Conférence scientifique | Centre de recherche du CHU Sainte-Justine
Multiomics and Multicohort Integrative Analysis of Full Term, Preterm, and Preeclampsia in Human Pregnancy
Mohammed Sajjad Ghaemi, PhD, chercheur postdoctoral, Faculté de médecine, Université Stanford.
Understanding the biological mechanisms of pregnancy through high-throughput technological advances can provide novel opportunities to analyze pregnancy and its pertinent dysregulations to unravel unrecognized crosstalks. Such crosstalks can shed lights on several lines of investigation. From a biological perspective, it can point to important disease mechanisms such as immune programming by the microbiome, or specific interactions between proteins and cellular elements. From a diagnostic perspective, it can reveal biomarkers from several biological domains with higher predictive power if combined. Most clinical assays ( e.g. , those based on ultrasound) can only capture abnormalities at a late pregnancy stage that lack predictive power.
Complete profiling of the human pregnancy can only be achieved with a coordinated set of omics assays targeting various levels of biology. The maintenance of pregnancy hugely relies on a finely-tuned immune balance between tolerance to the fetal allograft and protective mechanisms against invading pathogens. Demonstrating the chronology of immune adaptations to a term pregnancy provides the framework for future studies examining deviations implicated in pregnancy-related pathologies including preterm birth and preeclampsia. In this talk, I will present a machine learning approach for combining data from immunome (measured using mass cytometry), transcriptome, proteome, metabolome, inflammasome, and microbiome. The central tenet of this work is that holistic analyses of pregnancy and its symbiotic interactions with other biological modalities can provide a detailed and actionable understanding of the mechanisms underlying the human pregnancy. In this regard, an Elastic-Net model, with prior distributions extracted from literature-based knowledge will be introduced to develop a predictive model of inter-related biological systems that is accurately able to capture the chronology of pregnancy.

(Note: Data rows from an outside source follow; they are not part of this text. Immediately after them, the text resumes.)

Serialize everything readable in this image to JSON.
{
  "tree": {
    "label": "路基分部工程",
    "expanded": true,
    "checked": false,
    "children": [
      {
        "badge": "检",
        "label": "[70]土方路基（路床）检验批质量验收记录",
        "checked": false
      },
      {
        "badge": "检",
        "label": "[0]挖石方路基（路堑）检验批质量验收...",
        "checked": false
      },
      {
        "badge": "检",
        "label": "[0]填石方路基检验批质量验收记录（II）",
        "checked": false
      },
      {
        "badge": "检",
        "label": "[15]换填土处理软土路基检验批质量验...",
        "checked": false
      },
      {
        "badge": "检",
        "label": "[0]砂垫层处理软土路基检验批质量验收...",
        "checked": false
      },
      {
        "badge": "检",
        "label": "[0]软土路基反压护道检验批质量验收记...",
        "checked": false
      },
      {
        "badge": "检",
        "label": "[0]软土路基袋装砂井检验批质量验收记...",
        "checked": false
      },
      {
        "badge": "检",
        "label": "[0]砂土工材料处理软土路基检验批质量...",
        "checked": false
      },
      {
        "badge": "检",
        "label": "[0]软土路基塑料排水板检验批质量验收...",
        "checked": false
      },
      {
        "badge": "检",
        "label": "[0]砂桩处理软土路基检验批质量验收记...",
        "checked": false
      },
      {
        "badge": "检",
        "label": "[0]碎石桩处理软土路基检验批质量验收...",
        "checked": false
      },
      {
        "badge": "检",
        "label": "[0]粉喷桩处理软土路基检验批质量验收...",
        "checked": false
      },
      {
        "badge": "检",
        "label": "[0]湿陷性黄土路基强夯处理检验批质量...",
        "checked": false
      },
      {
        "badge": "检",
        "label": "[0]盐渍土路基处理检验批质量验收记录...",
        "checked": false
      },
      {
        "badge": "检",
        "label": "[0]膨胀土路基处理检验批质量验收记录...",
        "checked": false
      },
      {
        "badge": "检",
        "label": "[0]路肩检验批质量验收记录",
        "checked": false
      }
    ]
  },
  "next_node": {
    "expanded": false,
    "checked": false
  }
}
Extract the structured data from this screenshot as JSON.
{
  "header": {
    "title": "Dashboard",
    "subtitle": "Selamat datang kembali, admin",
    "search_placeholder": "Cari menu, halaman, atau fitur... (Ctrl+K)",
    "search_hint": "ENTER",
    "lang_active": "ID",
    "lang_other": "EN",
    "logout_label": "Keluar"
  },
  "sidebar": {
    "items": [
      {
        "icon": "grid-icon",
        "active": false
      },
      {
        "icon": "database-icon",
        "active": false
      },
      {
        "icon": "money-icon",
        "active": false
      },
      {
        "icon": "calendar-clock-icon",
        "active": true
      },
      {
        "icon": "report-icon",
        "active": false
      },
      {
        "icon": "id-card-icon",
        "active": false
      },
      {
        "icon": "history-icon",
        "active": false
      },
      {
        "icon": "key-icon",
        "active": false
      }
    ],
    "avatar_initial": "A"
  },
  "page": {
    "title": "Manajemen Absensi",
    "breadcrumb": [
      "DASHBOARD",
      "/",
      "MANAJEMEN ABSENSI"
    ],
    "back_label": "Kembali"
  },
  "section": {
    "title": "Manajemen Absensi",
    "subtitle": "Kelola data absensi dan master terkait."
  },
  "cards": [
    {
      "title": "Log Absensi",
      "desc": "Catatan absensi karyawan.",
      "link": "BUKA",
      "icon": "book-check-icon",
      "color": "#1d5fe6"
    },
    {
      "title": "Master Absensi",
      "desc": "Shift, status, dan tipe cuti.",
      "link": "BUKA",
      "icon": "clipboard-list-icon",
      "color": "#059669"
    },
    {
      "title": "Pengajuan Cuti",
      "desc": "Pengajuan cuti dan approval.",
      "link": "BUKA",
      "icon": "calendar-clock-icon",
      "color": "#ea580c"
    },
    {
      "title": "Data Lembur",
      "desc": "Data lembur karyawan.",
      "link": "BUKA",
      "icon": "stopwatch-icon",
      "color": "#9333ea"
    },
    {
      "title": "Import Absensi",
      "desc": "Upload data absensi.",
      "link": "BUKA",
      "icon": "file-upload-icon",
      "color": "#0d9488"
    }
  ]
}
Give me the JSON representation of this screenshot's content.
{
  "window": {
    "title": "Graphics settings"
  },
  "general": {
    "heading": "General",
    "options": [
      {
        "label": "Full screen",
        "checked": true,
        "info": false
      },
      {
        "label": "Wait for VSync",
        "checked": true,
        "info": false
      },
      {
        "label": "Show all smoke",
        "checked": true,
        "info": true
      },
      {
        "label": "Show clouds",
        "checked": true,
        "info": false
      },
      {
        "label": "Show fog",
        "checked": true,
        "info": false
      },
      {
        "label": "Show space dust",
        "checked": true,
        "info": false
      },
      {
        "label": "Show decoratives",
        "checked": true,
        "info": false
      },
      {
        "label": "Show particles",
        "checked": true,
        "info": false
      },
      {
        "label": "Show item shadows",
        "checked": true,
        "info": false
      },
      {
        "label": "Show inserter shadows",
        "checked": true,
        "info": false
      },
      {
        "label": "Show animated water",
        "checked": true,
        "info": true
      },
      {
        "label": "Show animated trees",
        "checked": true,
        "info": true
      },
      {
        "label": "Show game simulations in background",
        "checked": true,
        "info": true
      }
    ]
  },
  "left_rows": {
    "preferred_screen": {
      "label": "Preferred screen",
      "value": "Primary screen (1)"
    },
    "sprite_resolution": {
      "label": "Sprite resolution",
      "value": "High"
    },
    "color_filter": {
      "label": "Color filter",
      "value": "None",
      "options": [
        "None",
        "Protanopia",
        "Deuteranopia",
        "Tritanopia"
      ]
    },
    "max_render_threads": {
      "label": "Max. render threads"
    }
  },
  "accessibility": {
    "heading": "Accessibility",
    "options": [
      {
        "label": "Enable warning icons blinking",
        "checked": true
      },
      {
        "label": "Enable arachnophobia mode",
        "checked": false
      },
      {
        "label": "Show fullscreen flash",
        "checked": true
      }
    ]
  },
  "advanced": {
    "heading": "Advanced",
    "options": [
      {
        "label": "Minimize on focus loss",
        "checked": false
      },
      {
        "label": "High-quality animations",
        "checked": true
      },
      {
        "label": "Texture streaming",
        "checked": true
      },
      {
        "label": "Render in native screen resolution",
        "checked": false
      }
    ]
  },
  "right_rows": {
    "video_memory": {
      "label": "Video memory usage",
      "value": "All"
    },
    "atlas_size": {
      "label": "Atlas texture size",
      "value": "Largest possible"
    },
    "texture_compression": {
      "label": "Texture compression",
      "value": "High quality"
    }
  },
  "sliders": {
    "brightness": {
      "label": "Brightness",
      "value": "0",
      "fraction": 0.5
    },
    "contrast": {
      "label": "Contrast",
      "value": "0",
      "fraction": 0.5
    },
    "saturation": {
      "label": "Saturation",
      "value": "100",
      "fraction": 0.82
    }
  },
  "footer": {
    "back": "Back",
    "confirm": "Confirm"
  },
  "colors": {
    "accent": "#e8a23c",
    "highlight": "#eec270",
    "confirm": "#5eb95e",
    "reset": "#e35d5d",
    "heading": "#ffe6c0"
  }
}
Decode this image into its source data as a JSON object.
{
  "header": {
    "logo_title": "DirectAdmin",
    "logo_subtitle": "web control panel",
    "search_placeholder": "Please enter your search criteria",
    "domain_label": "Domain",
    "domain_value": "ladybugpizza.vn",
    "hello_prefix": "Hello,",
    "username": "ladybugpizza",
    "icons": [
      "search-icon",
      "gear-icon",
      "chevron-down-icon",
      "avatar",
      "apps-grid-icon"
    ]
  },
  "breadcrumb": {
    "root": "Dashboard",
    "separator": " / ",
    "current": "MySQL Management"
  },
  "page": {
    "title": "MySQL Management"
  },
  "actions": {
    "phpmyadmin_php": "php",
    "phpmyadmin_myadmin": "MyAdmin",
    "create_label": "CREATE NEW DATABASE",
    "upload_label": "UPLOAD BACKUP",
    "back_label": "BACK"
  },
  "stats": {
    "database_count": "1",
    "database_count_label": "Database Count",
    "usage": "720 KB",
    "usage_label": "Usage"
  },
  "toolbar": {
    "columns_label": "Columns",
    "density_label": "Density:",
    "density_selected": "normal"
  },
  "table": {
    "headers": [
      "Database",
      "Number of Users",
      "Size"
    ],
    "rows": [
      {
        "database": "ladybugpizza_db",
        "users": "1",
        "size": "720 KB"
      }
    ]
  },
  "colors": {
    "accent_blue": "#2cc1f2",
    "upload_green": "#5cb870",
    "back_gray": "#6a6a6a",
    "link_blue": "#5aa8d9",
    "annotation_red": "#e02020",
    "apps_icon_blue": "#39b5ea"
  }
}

Our model components have highlighted existing knowledge, such as enhanced innate immune responses during pregnancy. Next, I will demonstrate how integrative analysis with other assays of the same cohort, including data from the transcriptome, microbiome, proteome, and metabolome can identify a holistic understanding of immunity during pregnancy. This predictive perspective not only significantly increases the predictive power by combining all available datasets, but also is able to reveal unique interactions between different aspects of pregnancy and its dysregulations such as preterm and preeclampsia.g